Posted July 4, 2011
Recognizing Independence Day, July 4, 2011
The pop, bang and loud explosions of fireworks displays help to make America’s annual celebration of Independence Day an exciting event. While the earth-shaking booms are captivating, the high-decibel (dB) sounds of fireworks may damage your hearing. And once hearing is damaged, it cannot be reversed or repaired. This type of hearing loss is called noise-induced hearing loss (NIHL) and may lead to hearing impairment or eventually result in complete hearing loss.
NIHL often results when you are exposed to an extremely loud noise, such as the repetition of a booming fireworks cannon. The American Hearing Research Foundation states that the louder the noise, the shorter the amount of time before your hearing is injured. For example, without hearing protection you can hear a lawn mower continually running at 90 dB for four hours before hurting your hearing, but you can listen to a rock concert at 110 dB for only 15 minutes before you experience hearing damage.
To help you understand the decibel level of common sounds, review this list:
- Rustling leaves: 10 dB
- Whispering: 20 dB
- Refrigerator hum: 40 dB
- Rush-hour traffic: 70 dB
- Vacuum cleaner: 80 dB
- Lawn mower: 90 dB
- Front row of a music concert: 110 dB
- Fireworks viewed at 800 feet: 88 to 126 dB
- Fireworks viewed at 10 feet: 155 dB
- Motorcycle, firecracker: 120 to 150 dB
- Takeoff of a military jet: 140 dB
If you attend a fireworks display, use earplugs to prevent hearing damage. If you can, bring enough for you and your family and friends. The general rule of thumb is that anytime you cannot converse with someone standing next to you without yelling, the sound is too loud, and you need to take steps to protect your hearing. If you have been exposed to loud noises and notice a change in your hearing, schedule an appointment with your doctor or hearing professional to have your hearing evaluated.

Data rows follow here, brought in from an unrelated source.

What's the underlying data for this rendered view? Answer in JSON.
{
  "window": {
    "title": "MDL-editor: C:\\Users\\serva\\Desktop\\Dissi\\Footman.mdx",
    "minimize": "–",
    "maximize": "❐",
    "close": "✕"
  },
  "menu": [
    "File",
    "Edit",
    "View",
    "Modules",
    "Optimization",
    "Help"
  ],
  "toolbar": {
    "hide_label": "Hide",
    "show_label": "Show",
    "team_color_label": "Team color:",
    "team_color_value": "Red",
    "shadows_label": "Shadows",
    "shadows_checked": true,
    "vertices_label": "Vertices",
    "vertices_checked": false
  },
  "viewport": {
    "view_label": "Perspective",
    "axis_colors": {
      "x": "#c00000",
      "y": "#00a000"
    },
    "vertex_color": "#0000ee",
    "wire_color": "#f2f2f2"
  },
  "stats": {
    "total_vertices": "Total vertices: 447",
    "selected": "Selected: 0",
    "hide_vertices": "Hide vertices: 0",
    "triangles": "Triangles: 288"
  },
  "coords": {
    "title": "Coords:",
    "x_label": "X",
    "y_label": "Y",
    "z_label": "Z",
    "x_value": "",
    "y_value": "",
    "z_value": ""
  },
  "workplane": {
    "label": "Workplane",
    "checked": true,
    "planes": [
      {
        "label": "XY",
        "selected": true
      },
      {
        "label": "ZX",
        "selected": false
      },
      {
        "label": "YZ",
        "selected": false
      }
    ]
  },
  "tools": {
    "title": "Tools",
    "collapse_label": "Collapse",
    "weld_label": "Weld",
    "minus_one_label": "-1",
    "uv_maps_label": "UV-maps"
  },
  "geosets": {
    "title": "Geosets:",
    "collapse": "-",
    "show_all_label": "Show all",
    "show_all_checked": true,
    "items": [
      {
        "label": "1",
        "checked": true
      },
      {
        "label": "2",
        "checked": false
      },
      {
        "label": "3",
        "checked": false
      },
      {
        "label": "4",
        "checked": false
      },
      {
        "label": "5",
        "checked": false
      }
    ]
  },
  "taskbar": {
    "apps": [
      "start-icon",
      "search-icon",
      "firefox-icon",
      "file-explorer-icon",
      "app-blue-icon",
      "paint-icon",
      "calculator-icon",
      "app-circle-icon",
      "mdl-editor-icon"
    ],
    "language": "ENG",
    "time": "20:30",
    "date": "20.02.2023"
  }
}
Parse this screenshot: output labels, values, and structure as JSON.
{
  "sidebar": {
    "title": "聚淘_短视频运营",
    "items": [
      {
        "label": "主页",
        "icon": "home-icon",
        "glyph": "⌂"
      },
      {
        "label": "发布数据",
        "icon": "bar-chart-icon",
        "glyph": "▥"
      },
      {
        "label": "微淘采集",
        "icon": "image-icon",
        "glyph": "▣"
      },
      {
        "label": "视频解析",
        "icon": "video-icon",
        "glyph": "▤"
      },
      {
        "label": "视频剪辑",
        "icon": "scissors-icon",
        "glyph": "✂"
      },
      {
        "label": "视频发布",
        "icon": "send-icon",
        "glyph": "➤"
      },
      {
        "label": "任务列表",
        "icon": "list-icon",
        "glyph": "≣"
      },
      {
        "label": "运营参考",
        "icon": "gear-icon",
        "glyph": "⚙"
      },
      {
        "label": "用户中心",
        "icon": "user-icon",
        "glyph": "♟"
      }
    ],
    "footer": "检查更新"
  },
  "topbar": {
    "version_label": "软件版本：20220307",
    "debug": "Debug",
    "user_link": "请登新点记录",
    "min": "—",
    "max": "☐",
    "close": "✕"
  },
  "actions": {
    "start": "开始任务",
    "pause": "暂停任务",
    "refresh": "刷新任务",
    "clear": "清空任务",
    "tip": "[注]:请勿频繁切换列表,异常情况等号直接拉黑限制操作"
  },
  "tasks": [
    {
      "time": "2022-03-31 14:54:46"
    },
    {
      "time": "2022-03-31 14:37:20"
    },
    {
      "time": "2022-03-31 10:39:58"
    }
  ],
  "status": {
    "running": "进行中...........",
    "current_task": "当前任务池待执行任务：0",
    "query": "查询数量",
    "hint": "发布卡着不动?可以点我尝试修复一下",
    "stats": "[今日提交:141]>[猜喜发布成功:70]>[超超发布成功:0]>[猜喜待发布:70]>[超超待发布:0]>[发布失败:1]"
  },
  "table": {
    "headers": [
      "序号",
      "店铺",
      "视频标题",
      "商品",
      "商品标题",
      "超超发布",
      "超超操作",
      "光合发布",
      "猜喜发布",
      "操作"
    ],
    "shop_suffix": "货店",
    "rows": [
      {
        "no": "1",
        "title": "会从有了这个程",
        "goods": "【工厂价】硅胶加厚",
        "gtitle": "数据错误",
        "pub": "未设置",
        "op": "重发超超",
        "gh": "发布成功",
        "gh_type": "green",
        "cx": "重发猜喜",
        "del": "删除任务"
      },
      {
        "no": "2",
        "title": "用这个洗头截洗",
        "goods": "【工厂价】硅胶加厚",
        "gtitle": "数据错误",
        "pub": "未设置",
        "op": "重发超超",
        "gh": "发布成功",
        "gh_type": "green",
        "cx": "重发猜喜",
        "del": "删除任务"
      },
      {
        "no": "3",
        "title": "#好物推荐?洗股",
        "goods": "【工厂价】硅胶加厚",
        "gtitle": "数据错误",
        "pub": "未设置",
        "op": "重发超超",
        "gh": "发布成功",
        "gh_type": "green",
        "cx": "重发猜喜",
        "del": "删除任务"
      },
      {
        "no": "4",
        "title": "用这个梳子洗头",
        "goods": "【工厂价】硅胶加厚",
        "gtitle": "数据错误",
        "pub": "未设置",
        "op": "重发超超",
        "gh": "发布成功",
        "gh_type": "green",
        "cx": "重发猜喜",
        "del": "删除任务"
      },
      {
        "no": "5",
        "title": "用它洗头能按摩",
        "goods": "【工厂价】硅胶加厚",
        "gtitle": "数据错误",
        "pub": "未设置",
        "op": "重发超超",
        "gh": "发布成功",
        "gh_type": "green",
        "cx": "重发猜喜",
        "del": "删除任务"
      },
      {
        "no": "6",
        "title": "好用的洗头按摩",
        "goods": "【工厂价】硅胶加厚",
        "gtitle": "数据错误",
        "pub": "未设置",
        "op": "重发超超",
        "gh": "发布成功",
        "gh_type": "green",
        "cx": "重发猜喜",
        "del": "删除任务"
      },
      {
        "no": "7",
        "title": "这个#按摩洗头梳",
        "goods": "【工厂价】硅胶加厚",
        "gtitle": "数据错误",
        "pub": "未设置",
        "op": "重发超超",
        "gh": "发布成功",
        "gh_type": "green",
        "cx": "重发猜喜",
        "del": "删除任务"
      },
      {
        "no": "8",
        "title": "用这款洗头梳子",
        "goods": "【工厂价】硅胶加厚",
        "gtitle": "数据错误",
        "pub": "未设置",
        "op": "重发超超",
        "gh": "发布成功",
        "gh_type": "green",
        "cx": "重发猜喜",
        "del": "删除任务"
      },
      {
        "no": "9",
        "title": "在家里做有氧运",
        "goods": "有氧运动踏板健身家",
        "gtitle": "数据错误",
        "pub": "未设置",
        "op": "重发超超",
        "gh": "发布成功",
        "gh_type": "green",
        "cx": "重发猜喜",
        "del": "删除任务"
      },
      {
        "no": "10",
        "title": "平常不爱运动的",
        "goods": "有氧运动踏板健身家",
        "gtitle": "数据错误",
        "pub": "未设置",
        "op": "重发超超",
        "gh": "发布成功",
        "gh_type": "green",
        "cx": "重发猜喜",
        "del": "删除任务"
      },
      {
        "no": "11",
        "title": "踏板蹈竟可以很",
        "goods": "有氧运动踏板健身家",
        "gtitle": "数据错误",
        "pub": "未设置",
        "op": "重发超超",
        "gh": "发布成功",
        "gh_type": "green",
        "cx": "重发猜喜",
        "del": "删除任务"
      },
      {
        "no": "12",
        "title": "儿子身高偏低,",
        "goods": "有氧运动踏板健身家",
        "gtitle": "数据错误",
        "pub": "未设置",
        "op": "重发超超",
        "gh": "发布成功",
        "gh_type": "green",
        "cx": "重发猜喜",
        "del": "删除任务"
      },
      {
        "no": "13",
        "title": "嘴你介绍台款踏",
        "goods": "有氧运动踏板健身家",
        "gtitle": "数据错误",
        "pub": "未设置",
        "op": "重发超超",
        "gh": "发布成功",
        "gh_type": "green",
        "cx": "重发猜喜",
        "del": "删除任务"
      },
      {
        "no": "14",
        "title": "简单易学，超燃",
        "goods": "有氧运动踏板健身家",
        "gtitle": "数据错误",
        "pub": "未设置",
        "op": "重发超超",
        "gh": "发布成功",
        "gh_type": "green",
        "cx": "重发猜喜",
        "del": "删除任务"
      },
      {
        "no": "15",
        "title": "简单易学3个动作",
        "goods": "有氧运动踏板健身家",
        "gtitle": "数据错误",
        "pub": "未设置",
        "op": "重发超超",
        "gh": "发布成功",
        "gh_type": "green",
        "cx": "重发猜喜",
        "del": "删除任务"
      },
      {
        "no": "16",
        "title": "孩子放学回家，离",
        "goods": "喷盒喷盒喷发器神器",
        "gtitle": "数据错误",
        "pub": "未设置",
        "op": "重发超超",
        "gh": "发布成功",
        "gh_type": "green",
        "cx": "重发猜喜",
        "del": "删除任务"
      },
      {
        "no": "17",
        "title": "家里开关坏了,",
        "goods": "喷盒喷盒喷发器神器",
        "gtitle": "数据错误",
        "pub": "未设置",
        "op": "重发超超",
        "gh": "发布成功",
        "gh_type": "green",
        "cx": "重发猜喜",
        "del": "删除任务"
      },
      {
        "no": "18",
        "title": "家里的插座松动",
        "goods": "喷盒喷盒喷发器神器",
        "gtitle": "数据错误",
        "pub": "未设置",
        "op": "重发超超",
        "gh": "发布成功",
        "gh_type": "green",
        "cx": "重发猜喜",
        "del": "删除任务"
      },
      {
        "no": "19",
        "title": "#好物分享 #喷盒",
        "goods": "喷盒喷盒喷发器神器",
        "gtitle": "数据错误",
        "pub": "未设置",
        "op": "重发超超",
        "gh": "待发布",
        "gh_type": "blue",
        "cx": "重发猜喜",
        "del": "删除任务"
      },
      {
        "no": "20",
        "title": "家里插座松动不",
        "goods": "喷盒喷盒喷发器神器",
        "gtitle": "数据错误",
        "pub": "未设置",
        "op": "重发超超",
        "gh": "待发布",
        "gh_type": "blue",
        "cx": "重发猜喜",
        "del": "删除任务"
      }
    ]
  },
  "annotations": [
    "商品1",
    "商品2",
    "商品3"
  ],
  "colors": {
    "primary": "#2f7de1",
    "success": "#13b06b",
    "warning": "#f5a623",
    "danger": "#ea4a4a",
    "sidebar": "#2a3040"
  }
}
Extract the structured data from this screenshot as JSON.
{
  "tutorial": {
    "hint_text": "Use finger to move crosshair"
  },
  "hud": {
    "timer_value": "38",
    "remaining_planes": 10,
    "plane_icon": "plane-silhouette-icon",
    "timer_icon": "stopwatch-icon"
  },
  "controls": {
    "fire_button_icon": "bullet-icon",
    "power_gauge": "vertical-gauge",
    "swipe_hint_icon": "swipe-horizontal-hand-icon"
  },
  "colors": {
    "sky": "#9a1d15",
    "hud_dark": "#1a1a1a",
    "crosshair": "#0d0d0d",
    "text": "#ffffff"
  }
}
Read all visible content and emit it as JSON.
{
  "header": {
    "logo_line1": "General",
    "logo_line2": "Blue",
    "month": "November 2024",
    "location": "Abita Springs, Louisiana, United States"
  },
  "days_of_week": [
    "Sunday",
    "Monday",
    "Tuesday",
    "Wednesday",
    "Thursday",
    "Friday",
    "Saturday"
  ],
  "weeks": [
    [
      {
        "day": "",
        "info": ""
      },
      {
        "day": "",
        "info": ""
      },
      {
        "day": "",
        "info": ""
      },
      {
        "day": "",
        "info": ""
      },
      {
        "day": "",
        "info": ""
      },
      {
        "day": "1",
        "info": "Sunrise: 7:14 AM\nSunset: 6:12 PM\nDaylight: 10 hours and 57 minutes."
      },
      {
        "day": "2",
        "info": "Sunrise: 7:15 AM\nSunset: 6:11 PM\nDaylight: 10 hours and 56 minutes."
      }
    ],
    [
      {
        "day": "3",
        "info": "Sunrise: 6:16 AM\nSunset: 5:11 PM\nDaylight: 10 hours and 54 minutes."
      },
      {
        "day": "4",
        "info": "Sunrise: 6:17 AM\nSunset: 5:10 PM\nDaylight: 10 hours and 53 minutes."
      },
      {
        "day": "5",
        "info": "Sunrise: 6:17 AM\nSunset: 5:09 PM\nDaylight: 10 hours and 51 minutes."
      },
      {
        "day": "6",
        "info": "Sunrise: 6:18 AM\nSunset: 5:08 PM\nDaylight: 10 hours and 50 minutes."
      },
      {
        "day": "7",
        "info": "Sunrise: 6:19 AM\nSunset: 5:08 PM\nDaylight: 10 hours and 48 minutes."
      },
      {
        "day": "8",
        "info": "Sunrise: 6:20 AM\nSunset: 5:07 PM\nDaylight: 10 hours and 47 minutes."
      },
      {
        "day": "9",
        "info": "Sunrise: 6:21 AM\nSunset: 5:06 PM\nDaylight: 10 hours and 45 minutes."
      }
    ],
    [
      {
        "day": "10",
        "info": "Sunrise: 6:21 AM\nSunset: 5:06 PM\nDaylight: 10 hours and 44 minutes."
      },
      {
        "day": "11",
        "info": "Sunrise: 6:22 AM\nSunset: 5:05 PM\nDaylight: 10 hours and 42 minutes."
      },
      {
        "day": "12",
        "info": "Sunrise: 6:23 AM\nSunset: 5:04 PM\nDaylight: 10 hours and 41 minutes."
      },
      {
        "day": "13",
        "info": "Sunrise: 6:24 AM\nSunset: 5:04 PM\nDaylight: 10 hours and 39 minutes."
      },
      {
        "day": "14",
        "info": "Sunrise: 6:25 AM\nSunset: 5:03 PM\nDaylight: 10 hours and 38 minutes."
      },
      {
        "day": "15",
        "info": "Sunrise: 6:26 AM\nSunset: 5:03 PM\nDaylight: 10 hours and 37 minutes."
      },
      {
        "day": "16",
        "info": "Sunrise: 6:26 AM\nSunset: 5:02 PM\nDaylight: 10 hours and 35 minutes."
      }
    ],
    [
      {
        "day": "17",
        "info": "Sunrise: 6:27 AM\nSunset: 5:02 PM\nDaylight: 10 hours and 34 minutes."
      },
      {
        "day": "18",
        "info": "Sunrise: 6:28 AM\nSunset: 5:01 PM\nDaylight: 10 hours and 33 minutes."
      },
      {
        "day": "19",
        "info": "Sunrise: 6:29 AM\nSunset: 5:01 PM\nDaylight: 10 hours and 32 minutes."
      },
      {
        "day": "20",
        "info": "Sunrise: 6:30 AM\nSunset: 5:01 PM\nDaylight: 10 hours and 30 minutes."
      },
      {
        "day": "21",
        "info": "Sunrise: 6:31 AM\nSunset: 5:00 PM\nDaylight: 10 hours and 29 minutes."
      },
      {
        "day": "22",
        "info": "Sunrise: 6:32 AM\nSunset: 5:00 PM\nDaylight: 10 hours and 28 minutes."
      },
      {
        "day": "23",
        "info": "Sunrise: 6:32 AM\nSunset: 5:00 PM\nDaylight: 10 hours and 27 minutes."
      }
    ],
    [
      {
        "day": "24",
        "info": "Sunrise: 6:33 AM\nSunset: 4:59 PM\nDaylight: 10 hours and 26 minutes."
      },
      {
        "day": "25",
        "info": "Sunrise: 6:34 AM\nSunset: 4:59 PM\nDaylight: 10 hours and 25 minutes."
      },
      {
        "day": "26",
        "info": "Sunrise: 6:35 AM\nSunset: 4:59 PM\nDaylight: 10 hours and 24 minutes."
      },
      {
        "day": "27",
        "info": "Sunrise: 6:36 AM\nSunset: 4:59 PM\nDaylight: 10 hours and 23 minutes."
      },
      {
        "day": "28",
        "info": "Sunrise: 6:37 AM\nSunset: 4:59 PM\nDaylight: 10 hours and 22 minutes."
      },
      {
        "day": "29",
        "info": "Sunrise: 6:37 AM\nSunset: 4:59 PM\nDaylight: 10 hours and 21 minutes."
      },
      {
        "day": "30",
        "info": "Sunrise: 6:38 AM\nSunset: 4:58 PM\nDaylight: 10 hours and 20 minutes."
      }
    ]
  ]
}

What is your favorite aspect of a professional fireworks show? Do you enjoy the spectacular colors or the loud booms when the fireworks explode? – Ken VanCleave, Ameritas Group